EXERCISE DIRECTIONS: The answer should consist of all the records, copied exactly.

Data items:
>>>

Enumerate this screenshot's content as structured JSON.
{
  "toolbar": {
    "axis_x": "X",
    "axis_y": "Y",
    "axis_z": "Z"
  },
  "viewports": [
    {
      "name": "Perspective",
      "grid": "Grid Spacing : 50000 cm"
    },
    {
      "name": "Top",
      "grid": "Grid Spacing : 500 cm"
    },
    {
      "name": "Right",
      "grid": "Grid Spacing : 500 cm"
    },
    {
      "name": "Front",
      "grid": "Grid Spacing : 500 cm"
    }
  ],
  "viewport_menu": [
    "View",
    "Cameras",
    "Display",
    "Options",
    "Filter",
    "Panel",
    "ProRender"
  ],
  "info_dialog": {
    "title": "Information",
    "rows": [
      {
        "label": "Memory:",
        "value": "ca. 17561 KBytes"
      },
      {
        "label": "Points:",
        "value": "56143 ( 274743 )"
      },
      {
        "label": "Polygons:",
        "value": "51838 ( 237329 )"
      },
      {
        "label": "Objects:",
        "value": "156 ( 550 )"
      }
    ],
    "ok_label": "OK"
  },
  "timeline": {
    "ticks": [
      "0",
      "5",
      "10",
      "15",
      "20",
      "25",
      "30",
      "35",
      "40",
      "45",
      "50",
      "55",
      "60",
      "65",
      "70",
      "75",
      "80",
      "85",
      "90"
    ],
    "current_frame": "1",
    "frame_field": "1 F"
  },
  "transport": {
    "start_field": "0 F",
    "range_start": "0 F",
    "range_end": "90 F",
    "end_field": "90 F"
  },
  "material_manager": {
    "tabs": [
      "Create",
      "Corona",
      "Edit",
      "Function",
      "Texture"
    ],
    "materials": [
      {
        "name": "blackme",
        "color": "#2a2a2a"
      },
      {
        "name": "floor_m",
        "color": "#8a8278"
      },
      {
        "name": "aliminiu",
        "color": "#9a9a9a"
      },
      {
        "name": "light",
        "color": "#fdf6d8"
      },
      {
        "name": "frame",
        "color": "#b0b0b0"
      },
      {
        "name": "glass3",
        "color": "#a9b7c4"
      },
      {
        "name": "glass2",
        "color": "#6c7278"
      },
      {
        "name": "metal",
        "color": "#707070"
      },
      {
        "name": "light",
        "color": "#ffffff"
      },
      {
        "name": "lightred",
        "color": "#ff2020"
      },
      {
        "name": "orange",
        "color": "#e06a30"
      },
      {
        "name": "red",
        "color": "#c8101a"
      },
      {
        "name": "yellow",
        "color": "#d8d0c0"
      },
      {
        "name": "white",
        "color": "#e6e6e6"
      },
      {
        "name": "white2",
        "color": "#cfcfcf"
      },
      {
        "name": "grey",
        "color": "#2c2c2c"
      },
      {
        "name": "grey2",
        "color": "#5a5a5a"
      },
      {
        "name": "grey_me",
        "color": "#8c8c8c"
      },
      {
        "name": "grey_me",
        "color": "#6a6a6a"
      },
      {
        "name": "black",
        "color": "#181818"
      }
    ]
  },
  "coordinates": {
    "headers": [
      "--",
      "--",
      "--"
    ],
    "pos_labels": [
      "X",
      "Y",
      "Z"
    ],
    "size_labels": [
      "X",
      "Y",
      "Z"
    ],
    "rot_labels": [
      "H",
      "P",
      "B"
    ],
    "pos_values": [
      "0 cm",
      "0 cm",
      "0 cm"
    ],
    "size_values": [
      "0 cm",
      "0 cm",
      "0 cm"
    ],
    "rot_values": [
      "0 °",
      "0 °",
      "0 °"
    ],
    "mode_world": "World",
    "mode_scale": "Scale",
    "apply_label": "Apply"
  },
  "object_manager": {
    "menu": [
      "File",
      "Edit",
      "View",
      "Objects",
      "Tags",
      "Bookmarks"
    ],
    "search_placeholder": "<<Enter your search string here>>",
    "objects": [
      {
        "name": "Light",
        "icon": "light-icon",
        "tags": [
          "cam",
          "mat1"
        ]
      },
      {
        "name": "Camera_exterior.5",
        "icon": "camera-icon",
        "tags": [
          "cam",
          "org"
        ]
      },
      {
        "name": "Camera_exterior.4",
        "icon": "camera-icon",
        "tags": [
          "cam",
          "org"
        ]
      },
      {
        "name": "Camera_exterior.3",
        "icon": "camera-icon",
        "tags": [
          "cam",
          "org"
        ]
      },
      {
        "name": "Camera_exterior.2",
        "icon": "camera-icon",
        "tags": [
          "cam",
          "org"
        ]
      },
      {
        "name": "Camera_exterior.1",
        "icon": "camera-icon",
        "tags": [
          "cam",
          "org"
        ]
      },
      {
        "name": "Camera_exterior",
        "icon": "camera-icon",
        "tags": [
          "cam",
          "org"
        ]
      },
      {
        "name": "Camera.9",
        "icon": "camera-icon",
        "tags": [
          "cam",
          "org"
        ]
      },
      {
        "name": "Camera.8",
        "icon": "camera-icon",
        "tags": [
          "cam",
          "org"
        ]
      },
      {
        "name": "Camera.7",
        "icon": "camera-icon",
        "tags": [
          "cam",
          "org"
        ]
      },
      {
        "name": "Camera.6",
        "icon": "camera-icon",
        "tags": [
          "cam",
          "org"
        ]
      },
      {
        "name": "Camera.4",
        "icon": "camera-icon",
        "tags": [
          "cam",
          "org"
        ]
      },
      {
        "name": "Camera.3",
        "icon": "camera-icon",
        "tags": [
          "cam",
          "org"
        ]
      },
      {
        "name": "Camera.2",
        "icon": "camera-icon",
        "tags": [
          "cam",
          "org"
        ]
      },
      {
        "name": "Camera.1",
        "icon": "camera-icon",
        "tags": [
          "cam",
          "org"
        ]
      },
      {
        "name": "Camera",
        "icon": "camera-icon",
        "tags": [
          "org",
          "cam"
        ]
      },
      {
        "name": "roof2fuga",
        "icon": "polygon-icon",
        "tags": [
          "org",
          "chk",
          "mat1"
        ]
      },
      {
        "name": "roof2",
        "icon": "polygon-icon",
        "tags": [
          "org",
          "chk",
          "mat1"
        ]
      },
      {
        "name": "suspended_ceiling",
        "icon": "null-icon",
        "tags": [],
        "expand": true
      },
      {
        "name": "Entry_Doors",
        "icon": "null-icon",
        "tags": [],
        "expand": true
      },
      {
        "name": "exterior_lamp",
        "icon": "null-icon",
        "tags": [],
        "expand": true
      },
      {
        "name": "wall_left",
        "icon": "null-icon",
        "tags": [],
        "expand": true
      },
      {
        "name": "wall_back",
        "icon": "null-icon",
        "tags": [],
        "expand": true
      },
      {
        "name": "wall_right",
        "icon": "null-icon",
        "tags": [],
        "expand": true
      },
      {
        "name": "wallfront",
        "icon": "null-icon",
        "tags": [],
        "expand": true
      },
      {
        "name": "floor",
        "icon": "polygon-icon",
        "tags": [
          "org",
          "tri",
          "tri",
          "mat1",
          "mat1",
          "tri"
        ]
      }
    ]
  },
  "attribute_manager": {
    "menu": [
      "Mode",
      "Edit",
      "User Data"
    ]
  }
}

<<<

WRITTEN RESPONSE:
Enumerate this screenshot's content as structured JSON.
{
  "toolbar": {
    "axis_x": "X",
    "axis_y": "Y",
    "axis_z": "Z"
  },
  "viewports": [
    {
      "name": "Perspective",
      "grid": "Grid Spacing : 50000 cm"
    },
    {
      "name": "Top",
      "grid": "Grid Spacing : 500 cm"
    },
    {
      "name": "Right",
      "grid": "Grid Spacing : 500 cm"
    },
    {
      "name": "Front",
      "grid": "Grid Spacing : 500 cm"
    }
  ],
  "viewport_menu": [
    "View",
    "Cameras",
    "Display",
    "Options",
    "Filter",
    "Panel",
    "ProRender"
  ],
  "info_dialog": {
    "title": "Information",
    "rows": [
      {
        "label": "Memory:",
        "value": "ca. 17561 KBytes"
      },
      {
        "label": "Points:",
        "value": "56143 ( 274743 )"
      },
      {
        "label": "Polygons:",
        "value": "51838 ( 237329 )"
      },
      {
        "label": "Objects:",
        "value": "156 ( 550 )"
      }
    ],
    "ok_label": "OK"
  },
  "timeline": {
    "ticks": [
      "0",
      "5",
      "10",
      "15",
      "20",
      "25",
      "30",
      "35",
      "40",
      "45",
      "50",
      "55",
      "60",
      "65",
      "70",
      "75",
      "80",
      "85",
      "90"
    ],
    "current_frame": "1",
    "frame_field": "1 F"
  },
  "transport": {
    "start_field": "0 F",
    "range_start": "0 F",
    "range_end": "90 F",
    "end_field": "90 F"
  },
  "material_manager": {
    "tabs": [
      "Create",
      "Corona",
      "Edit",
      "Function",
      "Texture"
    ],
    "materials": [
      {
        "name": "blackme",
        "color": "#2a2a2a"
      },
      {
        "name": "floor_m",
        "color": "#8a8278"
      },
      {
        "name": "aliminiu",
        "color": "#9a9a9a"
      },
      {
        "name": "light",
        "color": "#fdf6d8"
      },
      {
        "name": "frame",
        "color": "#b0b0b0"
      },
      {
        "name": "glass3",
        "color": "#a9b7c4"
      },
      {
        "name": "glass2",
        "color": "#6c7278"
      },
      {
        "name": "metal",
        "color": "#707070"
      },
      {
        "name": "light",
        "color": "#ffffff"
      },
      {
        "name": "lightred",
        "color": "#ff2020"
      },
      {
        "name": "orange",
        "color": "#e06a30"
      },
      {
        "name": "red",
        "color": "#c8101a"
      },
      {
        "name": "yellow",
        "color": "#d8d0c0"
      },
      {
        "name": "white",
        "color": "#e6e6e6"
      },
      {
        "name": "white2",
        "color": "#cfcfcf"
      },
      {
        "name": "grey",
        "color": "#2c2c2c"
      },
      {
        "name": "grey2",
        "color": "#5a5a5a"
      },
      {
        "name": "grey_me",
        "color": "#8c8c8c"
      },
      {
        "name": "grey_me",
        "color": "#6a6a6a"
      },
      {
        "name": "black",
        "color": "#181818"
      }
    ]
  },
  "coordinates": {
    "headers": [
      "--",
      "--",
      "--"
    ],
    "pos_labels": [
      "X",
      "Y",
      "Z"
    ],
    "size_labels": [
      "X",
      "Y",
      "Z"
    ],
    "rot_labels": [
      "H",
      "P",
      "B"
    ],
    "pos_values": [
      "0 cm",
      "0 cm",
      "0 cm"
    ],
    "size_values": [
      "0 cm",
      "0 cm",
      "0 cm"
    ],
    "rot_values": [
      "0 °",
      "0 °",
      "0 °"
    ],
    "mode_world": "World",
    "mode_scale": "Scale",
    "apply_label": "Apply"
  },
  "object_manager": {
    "menu": [
      "File",
      "Edit",
      "View",
      "Objects",
      "Tags",
      "Bookmarks"
    ],
    "search_placeholder": "<<Enter your search string here>>",
    "objects": [
      {
        "name": "Light",
        "icon": "light-icon",
        "tags": [
          "cam",
          "mat1"
        ]
      },
      {
        "name": "Camera_exterior.5",
        "icon": "camera-icon",
        "tags": [
          "cam",
          "org"
        ]
      },
      {
        "name": "Camera_exterior.4",
        "icon": "camera-icon",
        "tags": [
          "cam",
          "org"
        ]
      },
      {
        "name": "Camera_exterior.3",
        "icon": "camera-icon",
        "tags": [
          "cam",
          "org"
        ]
      },
      {
        "name": "Camera_exterior.2",
        "icon": "camera-icon",
        "tags": [
          "cam",
          "org"
        ]
      },
      {
        "name": "Camera_exterior.1",
        "icon": "camera-icon",
        "tags": [
          "cam",
          "org"
        ]
      },
      {
        "name": "Camera_exterior",
        "icon": "camera-icon",
        "tags": [
          "cam",
          "org"
        ]
      },
      {
        "name": "Camera.9",
        "icon": "camera-icon",
        "tags": [
          "cam",
          "org"
        ]
      },
      {
        "name": "Camera.8",
        "icon": "camera-icon",
        "tags": [
          "cam",
          "org"
        ]
      },
      {
        "name": "Camera.7",
        "icon": "camera-icon",
        "tags": [
          "cam",
          "org"
        ]
      },
      {
        "name": "Camera.6",
        "icon": "camera-icon",
        "tags": [
          "cam",
          "org"
        ]
      },
      {
        "name": "Camera.4",
        "icon": "camera-icon",
        "tags": [
          "cam",
          "org"
        ]
      },
      {
        "name": "Camera.3",
        "icon": "camera-icon",
        "tags": [
          "cam",
          "org"
        ]
      },
      {
        "name": "Camera.2",
        "icon": "camera-icon",
        "tags": [
          "cam",
          "org"
        ]
      },
      {
        "name": "Camera.1",
        "icon": "camera-icon",
        "tags": [
          "cam",
          "org"
        ]
      },
      {
        "name": "Camera",
        "icon": "camera-icon",
        "tags": [
          "org",
          "cam"
        ]
      },
      {
        "name": "roof2fuga",
        "icon": "polygon-icon",
        "tags": [
          "org",
          "chk",
          "mat1"
        ]
      },
      {
        "name": "roof2",
        "icon": "polygon-icon",
        "tags": [
          "org",
          "chk",
          "mat1"
        ]
      },
      {
        "name": "suspended_ceiling",
        "icon": "null-icon",
        "tags": [],
        "expand": true
      },
      {
        "name": "Entry_Doors",
        "icon": "null-icon",
        "tags": [],
        "expand": true
      },
      {
        "name": "exterior_lamp",
        "icon": "null-icon",
        "tags": [],
        "expand": true
      },
      {
        "name": "wall_left",
        "icon": "null-icon",
        "tags": [],
        "expand": true
      },
      {
        "name": "wall_back",
        "icon": "null-icon",
        "tags": [],
        "expand": true
      },
      {
        "name": "wall_right",
        "icon": "null-icon",
        "tags": [],
        "expand": true
      },
      {
        "name": "wallfront",
        "icon": "null-icon",
        "tags": [],
        "expand": true
      },
      {
        "name": "floor",
        "icon": "polygon-icon",
        "tags": [
          "org",
          "tri",
          "tri",
          "mat1",
          "mat1",
          "tri"
        ]
      }
    ]
  },
  "attribute_manager": {
    "menu": [
      "Mode",
      "Edit",
      "User Data"
    ]
  }
}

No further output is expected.